Stock suspension on most snowmobiles tends to be soft. Soft suspension creates an unsettled feeling in the sled. It can feel somewhat unstable at high speeds and unpredictable in changing snow densities. When encountering unforeseen obstacles or firm snow layers, a rider will “slap” the bottom of the suspension. This is an awful feeling. It’s a resounding slapping noise that can be heard over the motor. The result is not good. It hurts your wrists, ankles, sled, and confidence.

Aftermarket suspension, especially Fox, will not increase the amount of suspension travel you get on a snowmobile, but is infinitely more tunable. You can set it up correctly for your particular ride weight, style and terrain.

The “spring rate” is what holds you and the sled off the ground. Traditional springs are steel or titanium. Most vehicles on the road have same thing, steel springs holding the weight of the car. Most Fox Shocks for snowmobiles have an air spring. There is a pressurized air chamber holding the weight up. This offers a different feel from steel and is also highly adjustable. With nothing more than a pocket size pump, changes can easily be made on the fly.

The next point of consideration is damping. To understand damping, picture a pogo stick. When compressed, it rebounds and flings you right back up in the air. Not something you want to happen in suspension. Damping is what slows the compression and rebound so the reaction of the shock is manageable.

Damping is also adjustable. It can be as easy as using a clicker knob on the outside of the shock. There are typically high and low speed adjusters for compression and rebound. This is often confusing for riders, so here is a simple way to decipher high speed versus low speed damping:

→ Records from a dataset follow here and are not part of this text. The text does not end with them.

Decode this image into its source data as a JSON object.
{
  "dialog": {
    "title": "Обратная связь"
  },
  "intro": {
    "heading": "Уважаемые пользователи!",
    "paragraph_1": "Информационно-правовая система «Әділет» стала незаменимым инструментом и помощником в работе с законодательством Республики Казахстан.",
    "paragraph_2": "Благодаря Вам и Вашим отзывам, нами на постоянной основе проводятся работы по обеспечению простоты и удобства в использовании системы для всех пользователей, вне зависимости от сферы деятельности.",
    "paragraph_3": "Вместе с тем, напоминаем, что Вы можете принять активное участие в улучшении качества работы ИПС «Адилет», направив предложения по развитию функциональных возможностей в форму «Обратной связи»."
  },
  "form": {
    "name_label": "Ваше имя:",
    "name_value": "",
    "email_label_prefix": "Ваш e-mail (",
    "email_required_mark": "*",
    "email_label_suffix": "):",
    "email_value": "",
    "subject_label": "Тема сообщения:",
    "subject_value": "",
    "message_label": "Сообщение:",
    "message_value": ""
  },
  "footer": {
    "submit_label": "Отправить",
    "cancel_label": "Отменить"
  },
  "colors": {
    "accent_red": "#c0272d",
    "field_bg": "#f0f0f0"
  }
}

Low speed damping is your body weight. This includes anything you are doing to the shock by pushing down with your body weight, like compressions on the face of a jump. The speed of your shock compressing and rebounding is quite slow on these.

High-speed damping comes from the ground up. This might be a square edge bump that you hit at a fast rate of speed. Your shock compression and rebound speed are very fast and abrupt. You need faster rebound on this type of obstacle because there may be multiple obstacles right after one another. If your rebound is too slow, your shock will not recover to full length before the next hit. This causes the suspension to “pack up” and operate on the bottom of the stroke, which is not a good feeling.

Good suspension is a must for any semi serious to serious snowmobile rider. It changes the game, changes how and where you will ride. It’s a major confidence booster, and confidence is everything in a rider.

For more information on snowmobile rides and the other adventures we offer near Vail, Colorado, please explore the rest of our website at SageOutdoorAdventures.com or call us at 970-476-3700.

Throttle Therapy….ENGAGE

powder-sled

Its dumping snow. We’re excited. Can’t wait to shred. After a crazy fun Summer and long hot Fall full of bike riding and whitewater in the Pacific Northwest, its time to get to power wheelies in the snow!!!

 

2016 Gore Canyon Race Results and Photos

We had  a great day, and had a pretty clean run in Gore, which is always a task in itself. It’s one of the harder class V runs in the country. Ended up second in the raft division, and already looking forward to next seasons racing. We are one of the only elite teams to be made up of a single company’s raft guides. Lots of teams are a conglomerate of river experts from many walks of life, but Sage’s race team is 100% Sage guides!!

Tunnel Falls 3 Tunnel Falls 2 Tunnel Falls 1 Tunnel Falls 4